Weili Lin, PhD, is the principal investigator of a research project to improve outcomes for children exposed to opioids, and Susan Gaylord, PhD, is the UNC site PI for a second project to help people with low back pain.
The National Institutes of Health announced today approximately 375 awards totaling $945 million for researchers in 41 states as part of the NIH HEAL (Helping to End Addiction Long-term) Initiative, an aggressive, trans-agency effort launched in 2018 to improve prevention and treatment strategies for opioid misuse and addiction, and to enhance pain management.
For a separate study, Boston University is the lead institution for a $907,601 grant to study mindfulness techniques to alleviate low back pain. The project includes the University of Pittsburgh, the University of Massachusetts, and UNC-Chapel Hill. Susan Gaylord, PhD, associate professor of physical medicine and rehabilitation at the UNC School of Medicine, is the UNC site principal investigator. The title of the project is “Group-based mindfulness for patients with chronic low back pain in the primary care setting.”
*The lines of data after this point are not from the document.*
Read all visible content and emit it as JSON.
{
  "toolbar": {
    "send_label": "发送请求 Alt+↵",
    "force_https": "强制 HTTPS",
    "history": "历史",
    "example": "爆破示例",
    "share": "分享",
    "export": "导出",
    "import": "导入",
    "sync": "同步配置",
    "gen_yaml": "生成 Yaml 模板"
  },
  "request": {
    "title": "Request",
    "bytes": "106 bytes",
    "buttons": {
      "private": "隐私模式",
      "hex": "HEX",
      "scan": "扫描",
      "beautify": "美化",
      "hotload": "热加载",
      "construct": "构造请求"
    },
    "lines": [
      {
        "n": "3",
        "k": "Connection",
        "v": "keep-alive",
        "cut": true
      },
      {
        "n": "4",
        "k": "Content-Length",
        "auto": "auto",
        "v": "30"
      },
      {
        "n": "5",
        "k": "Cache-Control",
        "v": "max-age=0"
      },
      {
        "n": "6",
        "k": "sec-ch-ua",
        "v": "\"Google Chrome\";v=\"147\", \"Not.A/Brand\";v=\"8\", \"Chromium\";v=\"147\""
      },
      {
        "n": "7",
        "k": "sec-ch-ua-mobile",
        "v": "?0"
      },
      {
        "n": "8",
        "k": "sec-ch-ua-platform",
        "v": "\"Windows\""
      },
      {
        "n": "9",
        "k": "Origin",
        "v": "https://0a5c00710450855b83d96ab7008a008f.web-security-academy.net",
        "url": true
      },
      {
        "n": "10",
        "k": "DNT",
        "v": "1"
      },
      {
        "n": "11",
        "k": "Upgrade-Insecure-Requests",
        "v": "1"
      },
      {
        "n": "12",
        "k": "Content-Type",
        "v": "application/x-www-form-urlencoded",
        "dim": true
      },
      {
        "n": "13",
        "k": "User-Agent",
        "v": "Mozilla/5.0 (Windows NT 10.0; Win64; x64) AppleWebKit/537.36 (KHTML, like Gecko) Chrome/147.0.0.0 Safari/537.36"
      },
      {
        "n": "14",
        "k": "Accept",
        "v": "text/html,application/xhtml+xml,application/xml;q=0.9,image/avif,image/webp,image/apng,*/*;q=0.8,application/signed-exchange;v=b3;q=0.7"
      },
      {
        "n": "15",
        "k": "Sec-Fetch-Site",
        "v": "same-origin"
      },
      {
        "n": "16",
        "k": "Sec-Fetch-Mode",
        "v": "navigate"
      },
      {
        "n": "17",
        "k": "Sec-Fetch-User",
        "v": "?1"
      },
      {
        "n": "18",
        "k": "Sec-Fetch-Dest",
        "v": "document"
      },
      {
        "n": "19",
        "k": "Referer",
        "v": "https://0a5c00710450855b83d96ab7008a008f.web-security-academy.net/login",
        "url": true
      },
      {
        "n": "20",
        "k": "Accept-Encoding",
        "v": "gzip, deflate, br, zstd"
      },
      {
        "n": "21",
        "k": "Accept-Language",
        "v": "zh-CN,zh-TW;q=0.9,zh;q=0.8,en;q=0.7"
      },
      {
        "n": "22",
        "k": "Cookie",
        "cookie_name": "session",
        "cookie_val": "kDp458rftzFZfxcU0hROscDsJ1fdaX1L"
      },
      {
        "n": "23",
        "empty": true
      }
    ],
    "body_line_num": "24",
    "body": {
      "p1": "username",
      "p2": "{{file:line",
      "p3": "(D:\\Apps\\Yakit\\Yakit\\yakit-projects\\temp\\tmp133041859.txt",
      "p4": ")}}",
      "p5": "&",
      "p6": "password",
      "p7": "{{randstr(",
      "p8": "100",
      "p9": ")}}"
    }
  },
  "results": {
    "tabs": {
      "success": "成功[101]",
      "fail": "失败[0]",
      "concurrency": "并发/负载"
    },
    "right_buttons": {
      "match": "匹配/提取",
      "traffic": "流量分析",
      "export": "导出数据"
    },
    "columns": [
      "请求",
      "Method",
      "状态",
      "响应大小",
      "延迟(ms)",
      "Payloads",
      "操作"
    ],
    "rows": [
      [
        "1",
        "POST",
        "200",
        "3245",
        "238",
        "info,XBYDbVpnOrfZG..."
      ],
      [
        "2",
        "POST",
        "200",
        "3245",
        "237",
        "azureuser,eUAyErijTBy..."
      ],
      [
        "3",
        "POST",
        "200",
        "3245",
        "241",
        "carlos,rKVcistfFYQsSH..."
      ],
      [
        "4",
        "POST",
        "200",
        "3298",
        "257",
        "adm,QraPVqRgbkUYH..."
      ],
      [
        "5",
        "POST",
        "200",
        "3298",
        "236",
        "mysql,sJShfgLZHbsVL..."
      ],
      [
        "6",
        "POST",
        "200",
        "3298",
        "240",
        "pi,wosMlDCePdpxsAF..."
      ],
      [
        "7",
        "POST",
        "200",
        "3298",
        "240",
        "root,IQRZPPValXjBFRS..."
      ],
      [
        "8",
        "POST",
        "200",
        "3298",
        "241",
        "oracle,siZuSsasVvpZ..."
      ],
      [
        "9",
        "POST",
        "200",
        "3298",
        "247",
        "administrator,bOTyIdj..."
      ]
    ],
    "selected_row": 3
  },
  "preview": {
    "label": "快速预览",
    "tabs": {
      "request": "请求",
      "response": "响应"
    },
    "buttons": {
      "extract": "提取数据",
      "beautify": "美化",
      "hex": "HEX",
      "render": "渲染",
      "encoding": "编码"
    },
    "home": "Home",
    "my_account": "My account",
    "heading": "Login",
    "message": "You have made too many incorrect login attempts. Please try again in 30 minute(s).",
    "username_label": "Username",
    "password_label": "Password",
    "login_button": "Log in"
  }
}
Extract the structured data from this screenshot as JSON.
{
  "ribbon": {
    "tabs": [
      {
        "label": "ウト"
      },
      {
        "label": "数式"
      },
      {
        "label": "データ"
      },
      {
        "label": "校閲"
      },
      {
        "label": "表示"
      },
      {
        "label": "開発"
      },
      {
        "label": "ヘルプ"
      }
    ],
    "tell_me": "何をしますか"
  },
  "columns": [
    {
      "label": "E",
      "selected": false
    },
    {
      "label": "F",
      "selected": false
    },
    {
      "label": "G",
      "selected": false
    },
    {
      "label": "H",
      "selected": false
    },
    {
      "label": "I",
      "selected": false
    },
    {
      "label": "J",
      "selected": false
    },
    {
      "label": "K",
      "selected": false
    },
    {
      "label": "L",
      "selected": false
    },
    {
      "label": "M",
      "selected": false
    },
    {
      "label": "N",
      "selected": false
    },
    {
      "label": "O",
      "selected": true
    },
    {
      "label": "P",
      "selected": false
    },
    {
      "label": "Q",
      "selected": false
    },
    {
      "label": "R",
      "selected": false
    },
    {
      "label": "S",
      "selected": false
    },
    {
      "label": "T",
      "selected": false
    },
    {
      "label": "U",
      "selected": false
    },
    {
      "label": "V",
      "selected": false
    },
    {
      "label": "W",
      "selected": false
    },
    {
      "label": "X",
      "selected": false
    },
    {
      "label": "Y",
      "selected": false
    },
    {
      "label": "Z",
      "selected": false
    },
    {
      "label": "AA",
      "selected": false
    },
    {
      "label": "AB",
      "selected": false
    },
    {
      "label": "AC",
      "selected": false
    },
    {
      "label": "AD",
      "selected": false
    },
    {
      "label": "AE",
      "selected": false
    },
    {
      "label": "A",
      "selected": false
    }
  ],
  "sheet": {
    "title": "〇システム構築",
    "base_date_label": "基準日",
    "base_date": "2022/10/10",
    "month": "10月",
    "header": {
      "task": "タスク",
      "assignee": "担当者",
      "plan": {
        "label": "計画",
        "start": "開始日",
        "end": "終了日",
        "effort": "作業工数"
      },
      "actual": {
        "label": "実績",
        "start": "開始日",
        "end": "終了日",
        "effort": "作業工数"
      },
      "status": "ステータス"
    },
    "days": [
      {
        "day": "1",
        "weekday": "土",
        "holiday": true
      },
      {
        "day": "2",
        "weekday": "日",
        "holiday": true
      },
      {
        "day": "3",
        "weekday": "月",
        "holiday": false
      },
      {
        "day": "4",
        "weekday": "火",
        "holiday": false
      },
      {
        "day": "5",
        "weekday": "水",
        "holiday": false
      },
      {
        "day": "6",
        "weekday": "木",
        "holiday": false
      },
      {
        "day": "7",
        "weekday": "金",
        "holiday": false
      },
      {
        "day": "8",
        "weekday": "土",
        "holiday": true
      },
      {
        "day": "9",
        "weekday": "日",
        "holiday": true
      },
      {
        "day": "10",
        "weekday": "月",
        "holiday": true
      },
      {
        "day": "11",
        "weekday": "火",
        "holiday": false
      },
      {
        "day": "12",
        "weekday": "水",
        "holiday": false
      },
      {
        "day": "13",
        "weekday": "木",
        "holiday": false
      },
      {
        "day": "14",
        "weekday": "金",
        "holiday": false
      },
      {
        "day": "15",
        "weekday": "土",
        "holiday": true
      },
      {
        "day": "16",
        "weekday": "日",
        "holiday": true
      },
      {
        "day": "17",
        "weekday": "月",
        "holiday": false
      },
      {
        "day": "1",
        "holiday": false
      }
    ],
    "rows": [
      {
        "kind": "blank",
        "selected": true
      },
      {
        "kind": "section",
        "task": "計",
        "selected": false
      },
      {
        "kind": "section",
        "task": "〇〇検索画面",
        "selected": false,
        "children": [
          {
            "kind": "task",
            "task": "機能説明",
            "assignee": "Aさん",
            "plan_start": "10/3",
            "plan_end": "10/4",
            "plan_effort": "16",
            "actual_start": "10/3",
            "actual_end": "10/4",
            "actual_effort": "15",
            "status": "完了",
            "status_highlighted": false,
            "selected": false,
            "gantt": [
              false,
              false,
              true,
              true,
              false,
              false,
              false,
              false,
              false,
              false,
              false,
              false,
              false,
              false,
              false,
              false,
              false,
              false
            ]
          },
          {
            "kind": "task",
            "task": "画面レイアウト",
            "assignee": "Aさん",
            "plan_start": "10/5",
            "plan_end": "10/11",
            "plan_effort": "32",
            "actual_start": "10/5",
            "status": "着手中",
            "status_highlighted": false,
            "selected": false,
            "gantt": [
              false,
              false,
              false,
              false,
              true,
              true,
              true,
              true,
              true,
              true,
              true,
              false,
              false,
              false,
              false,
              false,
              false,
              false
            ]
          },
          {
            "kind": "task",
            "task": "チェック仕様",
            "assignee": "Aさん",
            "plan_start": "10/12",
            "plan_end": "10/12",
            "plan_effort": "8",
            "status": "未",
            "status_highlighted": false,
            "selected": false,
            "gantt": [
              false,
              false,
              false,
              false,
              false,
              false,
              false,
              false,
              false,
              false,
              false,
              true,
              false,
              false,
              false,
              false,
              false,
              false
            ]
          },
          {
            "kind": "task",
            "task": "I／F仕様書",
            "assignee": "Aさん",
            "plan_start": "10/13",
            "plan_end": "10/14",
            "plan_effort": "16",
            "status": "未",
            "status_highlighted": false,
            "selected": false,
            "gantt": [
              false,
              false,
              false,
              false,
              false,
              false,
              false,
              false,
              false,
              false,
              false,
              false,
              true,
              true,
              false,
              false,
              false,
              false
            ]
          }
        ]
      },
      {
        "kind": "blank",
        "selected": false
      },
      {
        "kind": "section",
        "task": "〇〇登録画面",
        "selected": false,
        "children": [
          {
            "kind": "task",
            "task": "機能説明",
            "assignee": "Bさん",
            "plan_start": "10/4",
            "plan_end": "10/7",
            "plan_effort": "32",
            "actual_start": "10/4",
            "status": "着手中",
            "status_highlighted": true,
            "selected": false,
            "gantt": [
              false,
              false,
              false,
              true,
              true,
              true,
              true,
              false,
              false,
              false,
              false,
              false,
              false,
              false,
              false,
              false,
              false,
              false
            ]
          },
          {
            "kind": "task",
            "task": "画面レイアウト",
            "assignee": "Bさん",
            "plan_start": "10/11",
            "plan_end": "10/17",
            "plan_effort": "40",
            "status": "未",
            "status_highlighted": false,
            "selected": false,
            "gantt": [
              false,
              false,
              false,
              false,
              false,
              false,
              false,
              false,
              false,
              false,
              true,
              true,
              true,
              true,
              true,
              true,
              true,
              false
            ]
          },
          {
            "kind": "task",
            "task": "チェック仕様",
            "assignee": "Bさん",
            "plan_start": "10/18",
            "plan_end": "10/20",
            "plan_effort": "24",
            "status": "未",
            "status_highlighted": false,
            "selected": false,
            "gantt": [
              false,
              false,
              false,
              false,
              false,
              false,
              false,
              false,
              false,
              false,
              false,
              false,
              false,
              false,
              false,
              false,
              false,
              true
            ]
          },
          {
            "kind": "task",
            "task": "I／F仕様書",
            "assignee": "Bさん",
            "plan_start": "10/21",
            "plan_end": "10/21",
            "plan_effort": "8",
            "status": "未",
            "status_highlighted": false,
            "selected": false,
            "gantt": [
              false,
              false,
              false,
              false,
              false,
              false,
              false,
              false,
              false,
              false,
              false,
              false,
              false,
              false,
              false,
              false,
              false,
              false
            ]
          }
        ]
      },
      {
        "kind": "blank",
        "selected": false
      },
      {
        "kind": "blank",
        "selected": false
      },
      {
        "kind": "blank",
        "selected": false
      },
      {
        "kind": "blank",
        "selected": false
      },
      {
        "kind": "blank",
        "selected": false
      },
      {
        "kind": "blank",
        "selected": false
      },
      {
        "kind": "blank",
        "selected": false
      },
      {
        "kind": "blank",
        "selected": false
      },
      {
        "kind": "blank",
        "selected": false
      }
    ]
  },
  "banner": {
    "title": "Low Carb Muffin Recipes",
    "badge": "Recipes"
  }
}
“Our goal is to help patients in a non-invasive but effective and inexpensive way to curb chronic low back pain,” said Gaylord, who is the director of the program on integrative medicine and the director of the mindfulness-based stress and pain management program at the UNC School of Medicine. “Chronic low back pain is one of the most common conditions treated in the primary care setting, yet treatment remains unsatisfactory for many patients, and use of opioids has many unintended consequences, such as addiction, overdose, and diversion. Mindfulness has been shown to be effective for treatment of chronic low back pain, yet it remains underutilized in primary care and is not generally reimbursed by health insurance. This project will plan a pragmatic trial to better understand how a group-based mindfulness program can be effectively integrated into real-life primary-care settings, thus improving outcomes and increasing access to non-opioid treatments.”
NIH Director Francis S. Collins, MD, PhD, said, “It’s clear that a multi-pronged scientific approach is needed to reduce the risks of opioids, accelerate development of effective non-opioid therapies for pain and provide more flexible and effective options for treating addiction to opioids. This unprecedented investment in the NIH HEAL Initiative demonstrates the commitment to reversing this devastating crisis.”
The HEAL Initiative has built on extensive, well-established NIH research, including basic science of the complex neurological pathways involved in pain and addiction, implementation science to develop and test treatment models, and research to integrate behavioral interventions with medication-assisted treatment for opioid use disorder. Successes from this research include the development of the nasal form of naloxone, the most commonly used nasal spray for reversing opioid overdose, the development of buprenorphine for the treatment of opioid use disorder, and evidence for the use of nondrug and mind/body techniques such as yoga, tai chi, acupuncture, and mindfulness meditation to help patients control and manage pain.
NIH has worked with experts from public and private organizations to identify the areas that would most benefit from focused efforts by NIH alone or in partnership with outside organizations. The NIH HEAL Initiative will continue to bolster research across NIH to improve treatments for opioid misuse and addiction and enhance pain management.
Media contact: Mark Derewicz